API’s Trusted Elections Network connects journalists with experts in elections and misinformation to help audiences participate knowingly and meaningfully in elections this year. As part of that effort, we’ll publish occasional roundups of elections- and misinformation-related news we’re tracking, especially from participants in the network. If you’d like to learn more about the Trusted Elections Network, sign up here.
Lessons From Wisconsin and Ohio
Last month, Wisconsin and Ohio brought national focus to the complexity of conducting elections in the midst of a pandemic.
Wisconsin held its spring election as scheduled, despite the coronavirus pandemic. Turnout was higher than anticipated — with unprecedented increases in the number of absentee voters — but the process was not without problems. An investigation by the Milwaukee Journal Sentinel, FRONTLINE and Columbia Journalism Investigations described an “absentee ballot crisis,” highlighting overwhelmed election officials, technology failures, and high numbers of undelivered and unreturned ballots.
Having postponed its March primary, Ohio wrapped up voting in its spring election on April 28 with, as expected, substantial increases in mail ballots. Despite more than a month between the original primary date and the April election, the changes still prompted confusion about the date of the election and the multi-step process for requesting and submitting an absentee ballot.
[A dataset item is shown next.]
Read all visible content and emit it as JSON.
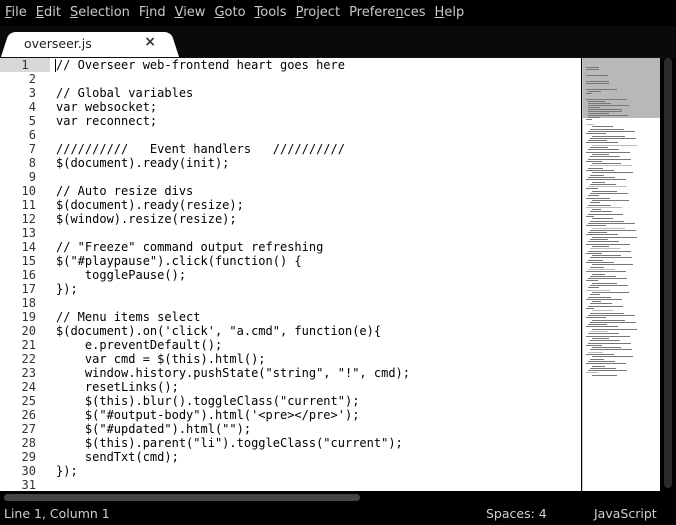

Frank LaRose, the Ohio Secretary of State, is already recommending a digital absentee ballot request process for November, saying a digital process would be an improvement on signing “a dead tree piece of paper,” which is currently required of Ohio voters to get an absentee ballot.
These experiences highlight the need for journalists to provide information to voters regularly about the election process, emphasizing what’s different from previous elections, especially as officials, legislatures, and courts adjust processes throughout the year.
Pennsylvania is set to host an election on June 2. Election officials in the state are already expressing concern about their ability to process absentee requests, find personal protective equipment for poll workers, and provide timely information about which poll locations will be open.
Election experts in the network are already encouraging journalists to examine the election policy changes that are happening in response to COVID-19. Significant adjustments to voting processes require a lot of runway. The Brennan Center is tracking election administration changes in each state in relation to policy recommendations they’ve made, which should allow for comparisons between states that can inform the questions journalists ask local election officials.
Here to Help
- First Draft is tracking misinformation trends and providing daily updates on Slack related to COVID-19, elections, and more. Journalists can sign up to join their Slack channel here.
- Stanford and MIT launched a Project on a Healthy Election, providing resources and expertise “to assess and promote best practices to ensure the election can proceed with integrity, safety, and equal access.”
- Ryan McCarthy at ProPublica breaks down the ways mail ballots are processed and counted across the country, with implications for states that are dramatically ramping up vote-by-mail capacity this year. Reporters can join ProPublica’s election reporting collaborative, Electionland, here.
Idea to Consider
As the volume of misinformation grows, Minnesota Public Radio is asking its audience to submit examples of mis- and disinformation they see online. The call out is part of its broader focus on false information this year, Disinformation 2020: Can You Believe It?
What Else You Might Want to Follow
- How do you distribute critical information? Media consultant Fiona Morgan describes 7 ways to get your COVID-19 reporting to those who need it, ideas that could also apply to critical election information.
- Fake news sites? Quartz reports on liberal sites filling local news voids with partisan content. The Tow Center for Digital Journalism uncovered similar networks of conservative-affiliated sites last year.
- How else is coronavirus changing elections? The Guardian reports social distancing measures are hampering signature collection efforts to put initiatives on state ballots. Efforts to register new voters are facing similar challenges, especially in the 10 states that don’t allow online registration.
- What might election changes cost? The Brennan Center put together national cost estimates for measures intended to improve voter safety this fall. In a follow-up report, the Brennan Center — with the R Street Institute, the Alliance for Securing Democracy, and the University of Pittsburgh — provided state-level cost estimates for Georgia, Michigan, Missouri, Ohio and Pennsylvania.